Wearable technologies are increasingly popular, but often abandoned. Given their highly personal nature, aesthetics and form factor play a key role in adoption and continued use, but thus far little work has focused on this. This paper presents a three-part study to better understand the role of aesthetics and personalisation within wearables. We provided 15 participants with customised, low-fidelity, non-functional "activity trackers", based on their own designs, for in the wild evaluation. Our participants' use of these prototypes provided us with insights into their feelings towards their existing commercial devices and their own designs alike. We found that aesthetics plays an important, and currently underappreciated, role in use and continued engagement, particularly when the context of use is considered. We suggest that manufacturers should embrace adaptability and DIY cultures, allowing end-users to customise their wearables and support them in appropriately choosing, and creating their own designs.
CHI Extended Abstracts

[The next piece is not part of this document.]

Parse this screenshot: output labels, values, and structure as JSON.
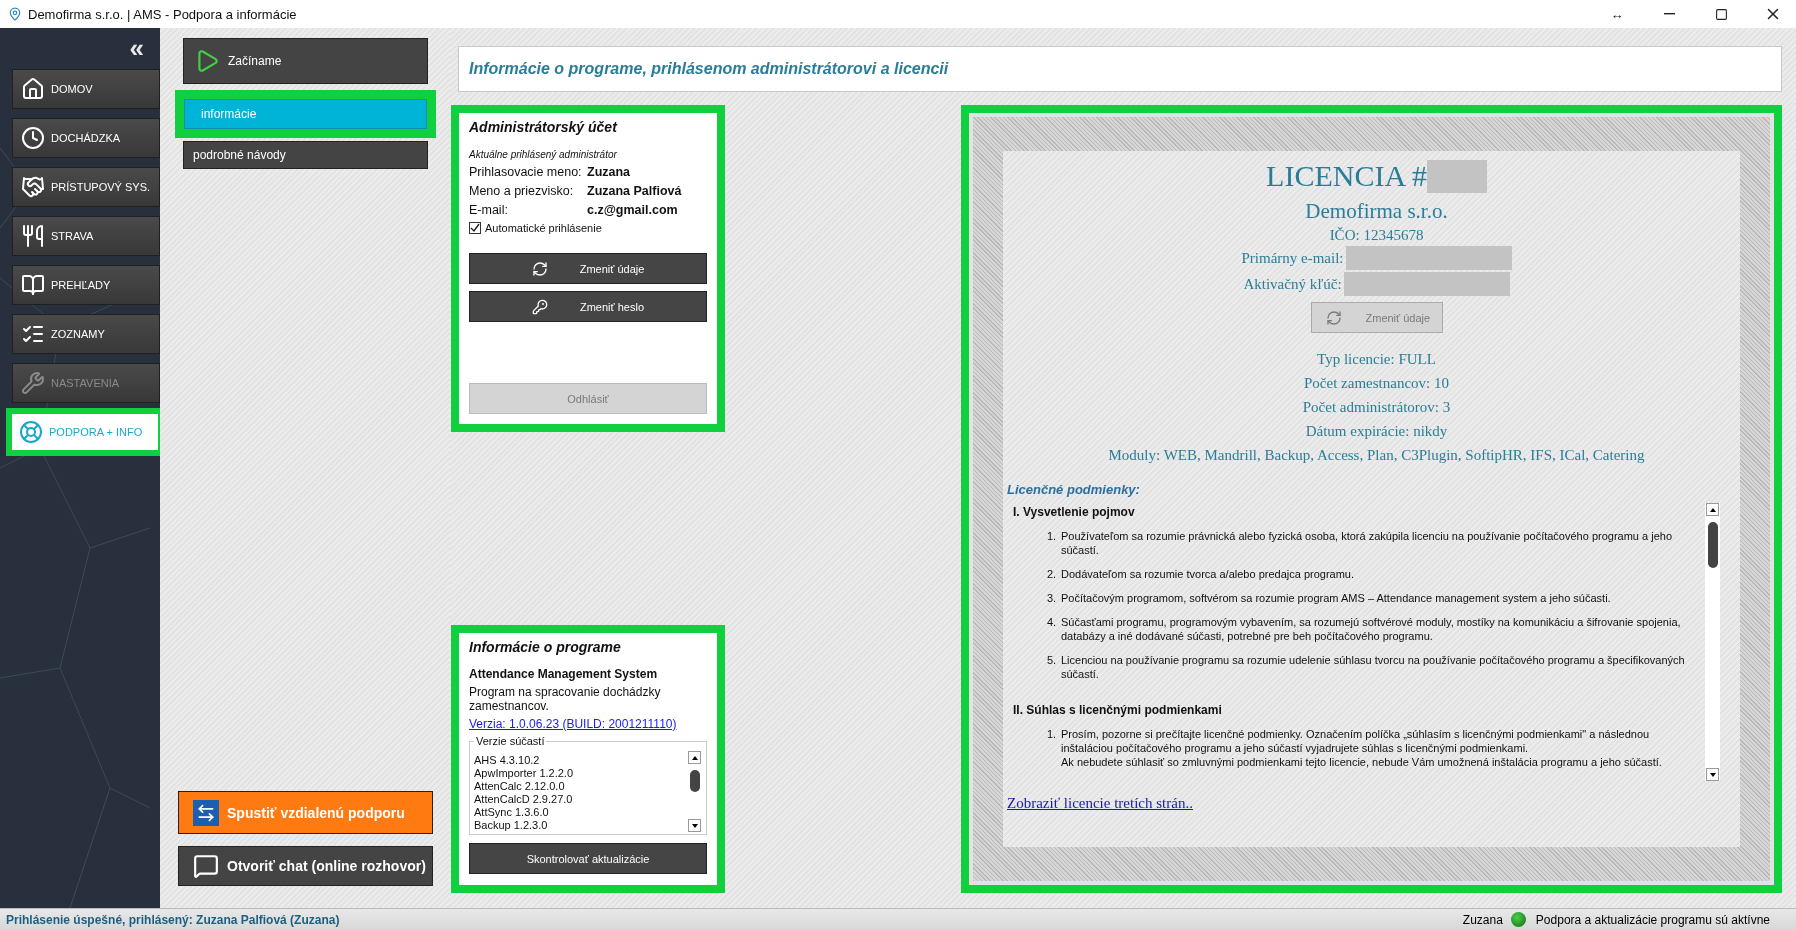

Aesthetics,Adaptability,Wearable computer,Computer science,Activity tracker,Human–computer interaction,Wearable technology,User centred design,Multimedia,Personalization